§ Supplied records:

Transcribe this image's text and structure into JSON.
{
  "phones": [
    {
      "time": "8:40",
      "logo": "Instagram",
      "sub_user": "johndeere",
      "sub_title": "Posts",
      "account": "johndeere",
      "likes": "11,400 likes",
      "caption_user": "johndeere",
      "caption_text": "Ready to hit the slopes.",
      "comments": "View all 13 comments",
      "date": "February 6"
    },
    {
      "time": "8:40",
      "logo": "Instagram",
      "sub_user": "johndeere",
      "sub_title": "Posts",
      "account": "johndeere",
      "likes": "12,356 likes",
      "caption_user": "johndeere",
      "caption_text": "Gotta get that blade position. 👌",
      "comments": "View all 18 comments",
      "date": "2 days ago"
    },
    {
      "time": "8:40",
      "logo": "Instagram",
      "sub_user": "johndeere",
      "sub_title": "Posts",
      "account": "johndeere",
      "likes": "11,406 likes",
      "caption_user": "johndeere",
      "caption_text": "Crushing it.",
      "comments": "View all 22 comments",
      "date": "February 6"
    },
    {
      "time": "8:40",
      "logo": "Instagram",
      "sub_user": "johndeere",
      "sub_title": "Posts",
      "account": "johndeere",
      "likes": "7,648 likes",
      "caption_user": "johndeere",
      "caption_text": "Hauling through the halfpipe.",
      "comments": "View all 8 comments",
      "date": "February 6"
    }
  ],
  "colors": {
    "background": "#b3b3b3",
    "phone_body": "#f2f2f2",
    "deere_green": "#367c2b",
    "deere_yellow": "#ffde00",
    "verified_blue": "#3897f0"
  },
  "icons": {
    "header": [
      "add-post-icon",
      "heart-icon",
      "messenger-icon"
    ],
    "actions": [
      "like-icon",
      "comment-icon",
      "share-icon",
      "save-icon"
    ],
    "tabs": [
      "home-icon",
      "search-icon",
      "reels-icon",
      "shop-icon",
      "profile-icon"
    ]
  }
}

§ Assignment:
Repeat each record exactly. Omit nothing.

§ Solved exercise:
Transcribe this image's text and structure into JSON.
{
  "phones": [
    {
      "time": "8:40",
      "logo": "Instagram",
      "sub_user": "johndeere",
      "sub_title": "Posts",
      "account": "johndeere",
      "likes": "11,400 likes",
      "caption_user": "johndeere",
      "caption_text": "Ready to hit the slopes.",
      "comments": "View all 13 comments",
      "date": "February 6"
    },
    {
      "time": "8:40",
      "logo": "Instagram",
      "sub_user": "johndeere",
      "sub_title": "Posts",
      "account": "johndeere",
      "likes": "12,356 likes",
      "caption_user": "johndeere",
      "caption_text": "Gotta get that blade position. 👌",
      "comments": "View all 18 comments",
      "date": "2 days ago"
    },
    {
      "time": "8:40",
      "logo": "Instagram",
      "sub_user": "johndeere",
      "sub_title": "Posts",
      "account": "johndeere",
      "likes": "11,406 likes",
      "caption_user": "johndeere",
      "caption_text": "Crushing it.",
      "comments": "View all 22 comments",
      "date": "February 6"
    },
    {
      "time": "8:40",
      "logo": "Instagram",
      "sub_user": "johndeere",
      "sub_title": "Posts",
      "account": "johndeere",
      "likes": "7,648 likes",
      "caption_user": "johndeere",
      "caption_text": "Hauling through the halfpipe.",
      "comments": "View all 8 comments",
      "date": "February 6"
    }
  ],
  "colors": {
    "background": "#b3b3b3",
    "phone_body": "#f2f2f2",
    "deere_green": "#367c2b",
    "deere_yellow": "#ffde00",
    "verified_blue": "#3897f0"
  },
  "icons": {
    "header": [
      "add-post-icon",
      "heart-icon",
      "messenger-icon"
    ],
    "actions": [
      "like-icon",
      "comment-icon",
      "share-icon",
      "save-icon"
    ],
    "tabs": [
      "home-icon",
      "search-icon",
      "reels-icon",
      "shop-icon",
      "profile-icon"
    ]
  }
}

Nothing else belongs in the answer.